ACTIVITY >>
For this task, output every entry below exactly and omit the pictures.

RECORDS SUPPLIED >>
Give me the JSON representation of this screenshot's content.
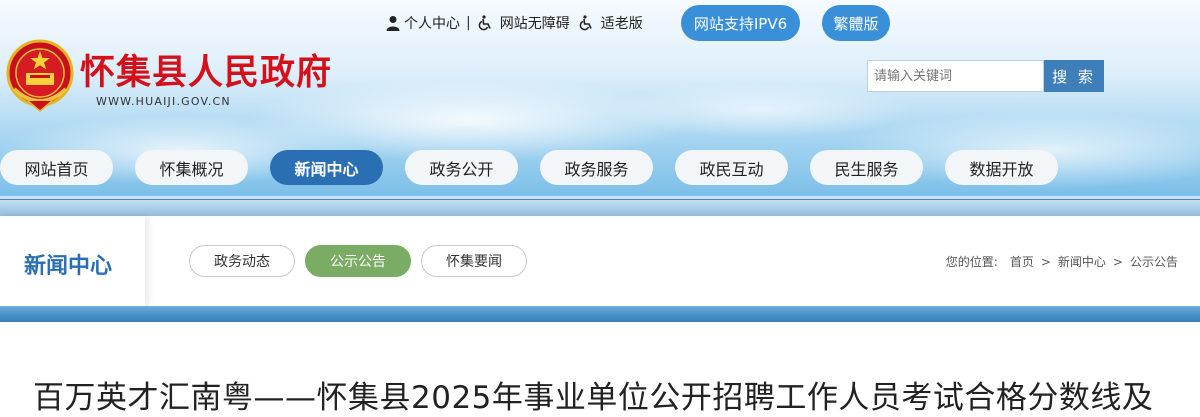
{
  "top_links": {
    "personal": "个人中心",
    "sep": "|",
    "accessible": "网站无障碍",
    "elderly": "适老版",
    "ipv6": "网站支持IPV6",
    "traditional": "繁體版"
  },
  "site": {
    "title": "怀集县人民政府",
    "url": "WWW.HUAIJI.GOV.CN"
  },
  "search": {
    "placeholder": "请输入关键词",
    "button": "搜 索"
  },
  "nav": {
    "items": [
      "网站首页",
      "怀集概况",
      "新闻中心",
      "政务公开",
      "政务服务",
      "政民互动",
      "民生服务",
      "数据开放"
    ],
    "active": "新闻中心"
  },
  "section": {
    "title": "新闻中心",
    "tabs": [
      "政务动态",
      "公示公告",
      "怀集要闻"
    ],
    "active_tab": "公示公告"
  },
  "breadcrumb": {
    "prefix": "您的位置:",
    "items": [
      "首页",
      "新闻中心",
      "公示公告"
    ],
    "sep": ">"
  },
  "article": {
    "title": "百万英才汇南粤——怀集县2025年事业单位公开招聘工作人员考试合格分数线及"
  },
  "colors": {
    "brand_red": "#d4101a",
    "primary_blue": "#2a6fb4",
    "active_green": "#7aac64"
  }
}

WRITTEN ANSWER >>
Give me the JSON representation of this screenshot's content.
{
  "top_links": {
    "personal": "个人中心",
    "sep": "|",
    "accessible": "网站无障碍",
    "elderly": "适老版",
    "ipv6": "网站支持IPV6",
    "traditional": "繁體版"
  },
  "site": {
    "title": "怀集县人民政府",
    "url": "WWW.HUAIJI.GOV.CN"
  },
  "search": {
    "placeholder": "请输入关键词",
    "button": "搜 索"
  },
  "nav": {
    "items": [
      "网站首页",
      "怀集概况",
      "新闻中心",
      "政务公开",
      "政务服务",
      "政民互动",
      "民生服务",
      "数据开放"
    ],
    "active": "新闻中心"
  },
  "section": {
    "title": "新闻中心",
    "tabs": [
      "政务动态",
      "公示公告",
      "怀集要闻"
    ],
    "active_tab": "公示公告"
  },
  "breadcrumb": {
    "prefix": "您的位置:",
    "items": [
      "首页",
      "新闻中心",
      "公示公告"
    ],
    "sep": ">"
  },
  "article": {
    "title": "百万英才汇南粤——怀集县2025年事业单位公开招聘工作人员考试合格分数线及"
  },
  "colors": {
    "brand_red": "#d4101a",
    "primary_blue": "#2a6fb4",
    "active_green": "#7aac64"
  }
}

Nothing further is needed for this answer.